Oh how gaily sings the lark
And the sky is awake
With the promise of the day
As the road we gladly take
It's heel and toe and forward
Bidding farewell to the town
And the welcome, that awakes us
Ere the sun goes down
Come along, come along
Let us foot it out together
Come along, come along
Be it fair or stormy weather
With the hills of home before us
And the purple of the heather
Let us sing in happy chorus
Come along, come along
It's difficult to think of Scotland without the Corrie Folk Trio and Paddie Bell. It's like trying to imagine the sea without salt, or Glasgow without Rangers, or the Highlands without sliced bread.
For better, for worse, for richer, for poorer, in sickness and health, I've been involved with them from the beginning of what they are now, what they have become. I've produced them, filmed them, broadcast them, televised them, recorded them, photographed them, sworn at them, been sworn at by them, gone with them, gone against them, quarreled, made up, fought with them, fought for them. We have survived. We have overcome.
Folk song's call to the blood and suspension of intellect has been the one binding factor. But sometimes even these bonds have been strained. They, all four of them, are a permanent reminder that unity can exist in utter chaos. Four strong minds that think lonely will always produce individual tempests. I can stand all of the Gorries (and, of course, Paddie) almost all of the time one at a time. Collectively…well, I'll be charitable and look at them individually.

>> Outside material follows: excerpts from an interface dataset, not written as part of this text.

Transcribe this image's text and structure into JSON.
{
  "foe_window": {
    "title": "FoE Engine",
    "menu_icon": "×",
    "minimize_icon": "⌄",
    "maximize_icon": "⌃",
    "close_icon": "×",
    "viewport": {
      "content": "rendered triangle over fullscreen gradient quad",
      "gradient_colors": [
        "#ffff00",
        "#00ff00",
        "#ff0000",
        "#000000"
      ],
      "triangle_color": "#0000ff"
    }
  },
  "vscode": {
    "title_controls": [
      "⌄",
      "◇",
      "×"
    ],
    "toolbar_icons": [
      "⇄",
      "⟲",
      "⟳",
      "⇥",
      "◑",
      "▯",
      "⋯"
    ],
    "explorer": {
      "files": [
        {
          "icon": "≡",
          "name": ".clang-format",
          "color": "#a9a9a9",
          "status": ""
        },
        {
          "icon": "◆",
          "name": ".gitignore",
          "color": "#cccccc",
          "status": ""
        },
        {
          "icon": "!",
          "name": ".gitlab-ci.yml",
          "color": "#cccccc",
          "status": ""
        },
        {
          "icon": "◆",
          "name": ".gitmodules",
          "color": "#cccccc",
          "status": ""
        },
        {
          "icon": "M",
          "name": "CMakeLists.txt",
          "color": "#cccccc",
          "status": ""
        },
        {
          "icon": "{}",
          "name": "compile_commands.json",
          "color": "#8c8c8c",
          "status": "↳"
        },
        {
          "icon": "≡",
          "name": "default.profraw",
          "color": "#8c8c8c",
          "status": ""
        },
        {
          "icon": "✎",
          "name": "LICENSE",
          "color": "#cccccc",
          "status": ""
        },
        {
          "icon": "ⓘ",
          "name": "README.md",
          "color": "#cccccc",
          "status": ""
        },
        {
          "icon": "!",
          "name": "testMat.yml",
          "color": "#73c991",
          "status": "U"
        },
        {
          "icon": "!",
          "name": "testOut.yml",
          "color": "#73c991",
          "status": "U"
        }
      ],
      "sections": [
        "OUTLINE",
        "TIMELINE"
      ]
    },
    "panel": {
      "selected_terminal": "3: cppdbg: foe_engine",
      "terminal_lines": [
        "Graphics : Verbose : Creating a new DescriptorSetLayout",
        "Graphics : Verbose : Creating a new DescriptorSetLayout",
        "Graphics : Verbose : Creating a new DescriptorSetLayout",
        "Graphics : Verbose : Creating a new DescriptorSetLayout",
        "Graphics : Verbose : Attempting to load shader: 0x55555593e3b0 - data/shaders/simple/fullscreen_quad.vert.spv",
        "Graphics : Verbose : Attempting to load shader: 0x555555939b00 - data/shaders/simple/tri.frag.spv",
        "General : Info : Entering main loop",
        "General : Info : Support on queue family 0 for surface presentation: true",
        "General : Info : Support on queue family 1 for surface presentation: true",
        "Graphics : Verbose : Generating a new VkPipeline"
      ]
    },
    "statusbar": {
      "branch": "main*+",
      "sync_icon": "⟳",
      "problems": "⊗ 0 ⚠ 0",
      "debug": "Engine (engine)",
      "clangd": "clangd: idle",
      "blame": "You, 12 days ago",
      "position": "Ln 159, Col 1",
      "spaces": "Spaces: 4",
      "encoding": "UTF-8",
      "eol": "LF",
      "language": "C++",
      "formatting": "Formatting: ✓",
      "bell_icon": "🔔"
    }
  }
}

PADDIE BELL may some day be a subject for somebody's Ph.D. Psychologists and motivation experts may decide that her astonishing popularity with middle-aged men was due only to some unfulfilled father-complex; that women liked her only because they saw reflected in Paddie something of their own vanished innocence. And of course the head-shrinkers will be right. Without scruples of any kind, with an inheritance of cunning that goes back through time to the Garden of Eden, with every womanly wile that man ever fell victim to, Paddie protects herself against the rest. She needs everything she's got.
RONNIE BROWNE grew up with the Corries. Once he was a carefree extrovert. Then they made him business manager. While the others fraternise with fans, chat up blondes, drink beer, and roar for taxis, Ronnie can be seen in a corner, consulting diaries, entering cash amounts in ledgers, or studying text-books in an endeavour to solve the group's tax problems. Not for him the exotic world of the finger-pick, the plectrum, or the capo. His instruments are slide rules and ready reckoners.
BILL SMITH is the original worried man of the song. He has enough anxiety neuroses to start a third world war. But you've no sooner dismissed him as a procrastinating introvert (or words to that effect!), a sort of singing Jimmy Porter, than you find yourself defending him because, all of a sudden he's right and everybody else is wrong. There are those (his father and mother) who believe that he is the rock, the foundation, the high spot and the crown of the group; in fact, he is the only surviving member of the original, pre-Beatles Corrie Folk Trio. Now that he doesn't have to earn a living at the drawing-board, folk music has become liquid architecture. He enjoys its freedom, its movement, and its instant communication of an idea. And, if you could sit in on a Corrie rehearsal session ((which God forbid), you might hear him advocating such architectural principles as perspective, texture, and relativity for the treatment of a simple song. Which has proved to be no bad thing.
ROY WILLIAMSON is the traditionalist, a man for all seasons so long as it's winter, who believes that one sad song is worth twenty belly-laughs. Now and again, on those rare occasions when he emerges like ectoplasm from his personal Celtic twilight, you will find him strangely knowledgeable on anything from the incidence of conjunctivitis in Stornoway sheep to the moral codes of the Loyalists of Ancient China. At that moment, however, or any other moment, the chances are that he won't know the day of the week, or when he last ate, or even the key he's supposed to be playing in. Nevertheless, he is widely regarded as one of the finest instrumentalists on the folk scene - with guitar, concertina, and his beautiful Spanish bandurria.
Notes by W. Gordon Smith
This recording was made in the Spring of 1965, the same year as saw the disbandment of The Corrie Folk Trio. Roy Williamson and Ronnie Brown reformed as The Corries in 1966 and since then they have progressed to become Scotland's top folk duo. They still look back, however, with some nostalgia to the early days of the Trio and Paddie Bell.